The latest orbit solution gives a point of origin of the comet close to coordinates R.A. 18h 39m 14s, Dec. +33°58′37″ (note that the change in the coordinates of the point of origin over the last two orbit solutions has been only 3 arcseconds). This is a point in Lyra (see the map, below). The nearest bright star to this point is the magnitude 6.5, B5V star HD173087, at more than 1000 light years distance, which is around 58 arcminutes southeast and thus an unlikely candidate to be the source of A/2017 U1. Although Vega is currently ≈3°.5 north of the point of origin of A/2017 U1, its proper motion is from the southwest – 201 mas East, 286 mas North – and, ≈25000 years ago would have been much closer to the point of origin. At the same time, Vega is approaching at 13 km/s, so any object expelled from a hypothetical Vegan Oort Cloud would have at least this entry velocity in our solar system.

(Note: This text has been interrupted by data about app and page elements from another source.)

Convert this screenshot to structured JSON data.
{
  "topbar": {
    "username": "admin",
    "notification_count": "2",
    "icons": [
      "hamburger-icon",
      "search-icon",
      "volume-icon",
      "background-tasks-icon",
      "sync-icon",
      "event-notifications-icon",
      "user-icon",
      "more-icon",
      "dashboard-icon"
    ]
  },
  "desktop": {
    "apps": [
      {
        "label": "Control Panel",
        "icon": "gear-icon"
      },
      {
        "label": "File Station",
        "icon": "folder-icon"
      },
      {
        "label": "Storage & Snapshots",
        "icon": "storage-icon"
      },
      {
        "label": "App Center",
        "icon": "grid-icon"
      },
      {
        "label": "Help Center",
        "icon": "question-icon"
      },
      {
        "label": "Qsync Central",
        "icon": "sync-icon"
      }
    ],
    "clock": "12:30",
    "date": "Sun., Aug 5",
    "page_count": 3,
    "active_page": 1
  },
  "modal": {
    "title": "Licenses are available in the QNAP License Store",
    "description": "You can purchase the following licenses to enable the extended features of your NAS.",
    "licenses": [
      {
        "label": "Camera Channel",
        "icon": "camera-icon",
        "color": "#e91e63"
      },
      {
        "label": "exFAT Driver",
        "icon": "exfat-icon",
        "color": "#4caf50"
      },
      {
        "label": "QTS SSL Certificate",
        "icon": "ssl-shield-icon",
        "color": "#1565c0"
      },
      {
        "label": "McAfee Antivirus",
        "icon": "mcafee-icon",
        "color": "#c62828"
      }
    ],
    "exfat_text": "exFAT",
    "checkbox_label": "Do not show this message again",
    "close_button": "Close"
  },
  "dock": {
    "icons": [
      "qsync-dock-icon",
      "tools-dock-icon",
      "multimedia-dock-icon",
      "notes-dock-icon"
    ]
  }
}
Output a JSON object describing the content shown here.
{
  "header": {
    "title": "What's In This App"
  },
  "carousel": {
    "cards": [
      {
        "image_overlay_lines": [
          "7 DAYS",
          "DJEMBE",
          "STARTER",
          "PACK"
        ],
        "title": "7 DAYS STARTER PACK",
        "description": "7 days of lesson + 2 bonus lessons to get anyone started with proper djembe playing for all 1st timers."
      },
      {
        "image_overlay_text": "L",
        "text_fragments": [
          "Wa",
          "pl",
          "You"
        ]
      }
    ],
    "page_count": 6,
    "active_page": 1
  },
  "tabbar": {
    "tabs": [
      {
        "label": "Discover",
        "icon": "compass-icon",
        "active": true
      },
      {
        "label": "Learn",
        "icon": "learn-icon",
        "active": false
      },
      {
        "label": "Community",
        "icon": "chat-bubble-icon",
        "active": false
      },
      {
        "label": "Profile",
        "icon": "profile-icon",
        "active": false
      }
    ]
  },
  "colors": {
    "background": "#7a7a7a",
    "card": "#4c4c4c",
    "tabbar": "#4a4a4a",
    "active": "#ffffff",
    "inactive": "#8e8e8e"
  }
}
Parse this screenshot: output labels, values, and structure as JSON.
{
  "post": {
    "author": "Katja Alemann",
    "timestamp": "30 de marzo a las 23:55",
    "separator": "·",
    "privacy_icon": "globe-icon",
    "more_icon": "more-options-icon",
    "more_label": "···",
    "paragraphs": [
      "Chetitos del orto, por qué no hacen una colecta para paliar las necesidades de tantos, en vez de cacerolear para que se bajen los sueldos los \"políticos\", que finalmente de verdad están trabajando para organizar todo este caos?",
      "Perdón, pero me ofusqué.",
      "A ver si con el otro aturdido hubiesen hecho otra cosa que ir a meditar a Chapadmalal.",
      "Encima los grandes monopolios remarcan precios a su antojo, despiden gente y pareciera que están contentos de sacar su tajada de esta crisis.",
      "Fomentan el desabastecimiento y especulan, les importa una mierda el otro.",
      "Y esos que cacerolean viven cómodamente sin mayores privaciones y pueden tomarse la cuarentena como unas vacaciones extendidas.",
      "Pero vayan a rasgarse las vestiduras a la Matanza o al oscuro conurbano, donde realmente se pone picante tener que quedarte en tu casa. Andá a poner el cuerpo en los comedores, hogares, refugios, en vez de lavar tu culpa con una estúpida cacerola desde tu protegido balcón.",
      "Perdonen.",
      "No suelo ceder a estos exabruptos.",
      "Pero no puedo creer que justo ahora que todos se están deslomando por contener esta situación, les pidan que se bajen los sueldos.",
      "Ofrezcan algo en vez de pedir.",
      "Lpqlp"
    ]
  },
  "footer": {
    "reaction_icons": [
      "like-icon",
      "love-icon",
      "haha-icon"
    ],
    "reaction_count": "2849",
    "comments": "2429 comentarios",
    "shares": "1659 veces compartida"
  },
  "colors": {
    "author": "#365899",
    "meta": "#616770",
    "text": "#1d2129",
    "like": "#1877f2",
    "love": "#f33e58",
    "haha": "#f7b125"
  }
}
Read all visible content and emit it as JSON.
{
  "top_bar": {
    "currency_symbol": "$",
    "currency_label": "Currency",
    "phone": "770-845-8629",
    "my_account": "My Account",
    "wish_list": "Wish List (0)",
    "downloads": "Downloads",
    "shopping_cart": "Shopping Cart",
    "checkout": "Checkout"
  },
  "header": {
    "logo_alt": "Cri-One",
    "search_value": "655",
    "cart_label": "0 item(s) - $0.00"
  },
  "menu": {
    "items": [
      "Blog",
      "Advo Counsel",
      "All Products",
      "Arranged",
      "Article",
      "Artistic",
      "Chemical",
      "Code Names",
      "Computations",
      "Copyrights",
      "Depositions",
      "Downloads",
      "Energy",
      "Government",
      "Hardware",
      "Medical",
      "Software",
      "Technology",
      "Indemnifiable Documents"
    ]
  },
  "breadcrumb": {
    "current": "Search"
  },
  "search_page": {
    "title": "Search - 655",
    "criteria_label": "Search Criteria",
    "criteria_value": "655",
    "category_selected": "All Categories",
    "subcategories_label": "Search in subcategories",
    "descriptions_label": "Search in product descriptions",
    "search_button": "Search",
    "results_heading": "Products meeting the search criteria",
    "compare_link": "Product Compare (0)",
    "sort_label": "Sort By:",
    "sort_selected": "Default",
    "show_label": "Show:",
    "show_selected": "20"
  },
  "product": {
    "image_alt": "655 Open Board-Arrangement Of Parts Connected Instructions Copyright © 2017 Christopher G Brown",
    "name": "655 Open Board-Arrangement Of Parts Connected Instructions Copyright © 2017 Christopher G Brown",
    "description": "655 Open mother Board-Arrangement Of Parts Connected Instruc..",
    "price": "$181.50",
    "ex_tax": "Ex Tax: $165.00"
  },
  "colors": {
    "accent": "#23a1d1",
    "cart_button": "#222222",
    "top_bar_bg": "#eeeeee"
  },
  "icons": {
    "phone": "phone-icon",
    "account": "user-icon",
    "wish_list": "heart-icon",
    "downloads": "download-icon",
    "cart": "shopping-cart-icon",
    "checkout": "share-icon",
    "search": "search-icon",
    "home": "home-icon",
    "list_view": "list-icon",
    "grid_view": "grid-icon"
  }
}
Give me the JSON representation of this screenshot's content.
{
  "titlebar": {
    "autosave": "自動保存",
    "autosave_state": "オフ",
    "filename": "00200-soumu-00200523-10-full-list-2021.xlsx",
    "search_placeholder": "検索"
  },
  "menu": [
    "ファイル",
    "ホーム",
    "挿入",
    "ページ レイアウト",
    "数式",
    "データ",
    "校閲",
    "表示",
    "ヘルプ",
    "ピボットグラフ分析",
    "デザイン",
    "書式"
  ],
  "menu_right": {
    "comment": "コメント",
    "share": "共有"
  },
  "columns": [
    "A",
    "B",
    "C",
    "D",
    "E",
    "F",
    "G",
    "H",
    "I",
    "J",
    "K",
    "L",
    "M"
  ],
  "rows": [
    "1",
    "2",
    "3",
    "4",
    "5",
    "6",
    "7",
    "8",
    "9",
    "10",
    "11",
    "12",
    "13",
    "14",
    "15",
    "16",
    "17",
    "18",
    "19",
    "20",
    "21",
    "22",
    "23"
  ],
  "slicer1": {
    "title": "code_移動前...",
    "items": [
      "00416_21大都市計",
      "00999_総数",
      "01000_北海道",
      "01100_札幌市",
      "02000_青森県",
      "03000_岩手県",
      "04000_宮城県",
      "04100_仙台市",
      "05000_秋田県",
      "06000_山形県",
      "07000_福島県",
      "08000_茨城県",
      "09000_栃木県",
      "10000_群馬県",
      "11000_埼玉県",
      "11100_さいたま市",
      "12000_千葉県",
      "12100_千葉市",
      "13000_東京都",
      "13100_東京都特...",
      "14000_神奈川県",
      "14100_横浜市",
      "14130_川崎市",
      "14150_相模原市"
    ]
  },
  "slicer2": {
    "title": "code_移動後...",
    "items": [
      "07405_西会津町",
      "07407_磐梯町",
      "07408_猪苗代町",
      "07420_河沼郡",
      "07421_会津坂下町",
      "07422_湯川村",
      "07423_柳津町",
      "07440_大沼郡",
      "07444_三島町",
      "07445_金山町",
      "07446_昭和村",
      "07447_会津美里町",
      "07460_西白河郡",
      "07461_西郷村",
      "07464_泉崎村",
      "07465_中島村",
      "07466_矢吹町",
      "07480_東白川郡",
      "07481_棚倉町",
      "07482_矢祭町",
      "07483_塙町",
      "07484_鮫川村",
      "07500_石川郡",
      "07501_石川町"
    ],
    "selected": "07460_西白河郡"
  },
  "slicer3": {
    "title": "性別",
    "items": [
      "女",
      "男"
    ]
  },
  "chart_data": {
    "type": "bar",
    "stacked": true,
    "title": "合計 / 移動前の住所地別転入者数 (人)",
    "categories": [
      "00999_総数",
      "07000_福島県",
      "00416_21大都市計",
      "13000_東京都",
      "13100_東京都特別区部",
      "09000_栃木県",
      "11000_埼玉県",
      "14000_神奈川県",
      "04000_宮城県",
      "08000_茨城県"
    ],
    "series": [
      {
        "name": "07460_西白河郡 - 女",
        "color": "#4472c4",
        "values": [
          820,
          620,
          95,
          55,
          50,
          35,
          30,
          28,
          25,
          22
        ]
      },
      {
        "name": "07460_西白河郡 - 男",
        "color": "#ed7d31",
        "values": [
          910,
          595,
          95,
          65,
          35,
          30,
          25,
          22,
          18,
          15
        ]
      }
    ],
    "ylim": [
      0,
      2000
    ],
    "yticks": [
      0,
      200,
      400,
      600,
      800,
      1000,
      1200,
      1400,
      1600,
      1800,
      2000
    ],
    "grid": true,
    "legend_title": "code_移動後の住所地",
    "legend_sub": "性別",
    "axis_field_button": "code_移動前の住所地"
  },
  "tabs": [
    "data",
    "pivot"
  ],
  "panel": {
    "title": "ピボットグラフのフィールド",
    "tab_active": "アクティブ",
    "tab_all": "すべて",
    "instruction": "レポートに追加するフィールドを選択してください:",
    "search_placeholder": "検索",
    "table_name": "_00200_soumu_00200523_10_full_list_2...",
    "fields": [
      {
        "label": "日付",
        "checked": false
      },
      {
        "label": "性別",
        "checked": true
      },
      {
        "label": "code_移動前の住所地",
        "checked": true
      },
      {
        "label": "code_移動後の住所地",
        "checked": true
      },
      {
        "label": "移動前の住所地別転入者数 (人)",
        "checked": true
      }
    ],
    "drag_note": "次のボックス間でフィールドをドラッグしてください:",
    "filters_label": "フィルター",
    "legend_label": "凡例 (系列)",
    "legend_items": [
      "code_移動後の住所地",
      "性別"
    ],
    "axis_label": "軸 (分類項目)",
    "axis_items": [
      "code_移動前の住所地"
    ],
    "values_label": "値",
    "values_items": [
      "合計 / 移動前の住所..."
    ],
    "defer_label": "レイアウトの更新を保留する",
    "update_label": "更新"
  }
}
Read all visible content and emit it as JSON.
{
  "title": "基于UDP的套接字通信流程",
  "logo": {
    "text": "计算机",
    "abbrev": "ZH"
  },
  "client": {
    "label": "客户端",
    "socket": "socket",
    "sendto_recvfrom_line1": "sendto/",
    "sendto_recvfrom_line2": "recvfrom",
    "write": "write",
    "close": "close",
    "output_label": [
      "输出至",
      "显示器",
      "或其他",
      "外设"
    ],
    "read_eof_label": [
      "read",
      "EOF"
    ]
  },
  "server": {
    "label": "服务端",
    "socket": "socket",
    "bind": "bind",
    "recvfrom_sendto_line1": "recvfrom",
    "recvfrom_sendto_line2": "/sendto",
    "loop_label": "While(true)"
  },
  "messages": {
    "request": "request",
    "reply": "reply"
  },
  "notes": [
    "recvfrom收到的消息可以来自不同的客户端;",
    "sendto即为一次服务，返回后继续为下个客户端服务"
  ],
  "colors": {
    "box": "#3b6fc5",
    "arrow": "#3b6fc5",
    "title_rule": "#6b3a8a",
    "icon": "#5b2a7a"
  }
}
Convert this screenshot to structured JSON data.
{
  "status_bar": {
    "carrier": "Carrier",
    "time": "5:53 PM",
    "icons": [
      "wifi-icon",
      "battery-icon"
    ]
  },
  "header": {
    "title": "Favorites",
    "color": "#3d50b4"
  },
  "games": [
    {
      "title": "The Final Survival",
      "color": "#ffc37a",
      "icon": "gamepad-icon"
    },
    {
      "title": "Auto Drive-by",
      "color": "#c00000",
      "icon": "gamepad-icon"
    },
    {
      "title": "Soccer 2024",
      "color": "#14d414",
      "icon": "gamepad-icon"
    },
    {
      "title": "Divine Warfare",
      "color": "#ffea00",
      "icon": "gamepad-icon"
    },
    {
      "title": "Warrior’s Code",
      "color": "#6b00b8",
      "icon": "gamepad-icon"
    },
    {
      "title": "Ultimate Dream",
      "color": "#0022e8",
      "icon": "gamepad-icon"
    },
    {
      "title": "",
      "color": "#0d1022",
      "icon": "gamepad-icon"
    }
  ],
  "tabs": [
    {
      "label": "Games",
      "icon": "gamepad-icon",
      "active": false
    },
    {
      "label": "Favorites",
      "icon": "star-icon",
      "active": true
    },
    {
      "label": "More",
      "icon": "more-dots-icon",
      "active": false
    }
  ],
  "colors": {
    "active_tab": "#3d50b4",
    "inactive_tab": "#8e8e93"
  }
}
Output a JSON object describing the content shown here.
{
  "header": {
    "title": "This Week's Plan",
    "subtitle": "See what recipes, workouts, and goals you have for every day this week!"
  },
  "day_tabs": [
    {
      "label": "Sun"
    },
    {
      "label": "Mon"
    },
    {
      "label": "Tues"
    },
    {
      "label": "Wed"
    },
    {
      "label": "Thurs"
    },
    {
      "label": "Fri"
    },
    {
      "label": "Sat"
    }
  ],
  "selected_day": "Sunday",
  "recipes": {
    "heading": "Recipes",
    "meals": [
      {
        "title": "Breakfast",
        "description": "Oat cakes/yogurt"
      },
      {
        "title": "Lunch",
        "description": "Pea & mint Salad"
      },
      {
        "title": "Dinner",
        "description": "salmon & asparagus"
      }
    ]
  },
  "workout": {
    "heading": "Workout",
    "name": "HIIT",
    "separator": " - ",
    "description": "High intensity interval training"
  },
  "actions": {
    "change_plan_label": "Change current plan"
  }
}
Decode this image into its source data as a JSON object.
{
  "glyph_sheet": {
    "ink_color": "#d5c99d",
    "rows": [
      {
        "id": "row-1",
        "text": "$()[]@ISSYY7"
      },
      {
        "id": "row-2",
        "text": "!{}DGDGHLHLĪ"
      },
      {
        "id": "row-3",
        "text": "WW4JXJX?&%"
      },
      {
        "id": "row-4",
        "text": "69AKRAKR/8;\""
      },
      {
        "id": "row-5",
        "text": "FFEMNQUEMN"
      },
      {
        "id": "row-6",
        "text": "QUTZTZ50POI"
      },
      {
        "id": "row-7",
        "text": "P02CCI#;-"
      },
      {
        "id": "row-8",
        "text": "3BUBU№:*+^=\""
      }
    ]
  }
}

However, 26 km/s relative velocity equates more than half a million years journey time from the current distance of Vega and requiring expulsion from the Vegan system more than a million years in the past, when Vega would have been a considerable distance away from the point of origin. In other words, although Vega passed close to the trajectory of A/2017 U1, it was hundreds of thousands of years later and so Vega could not have been the point of origin. The best guess is A/2017 U1 is a genuine interstellar wanderer that has spent tens, hundreds, perhaps thousands of millions of years in transit from an indeterminate original source.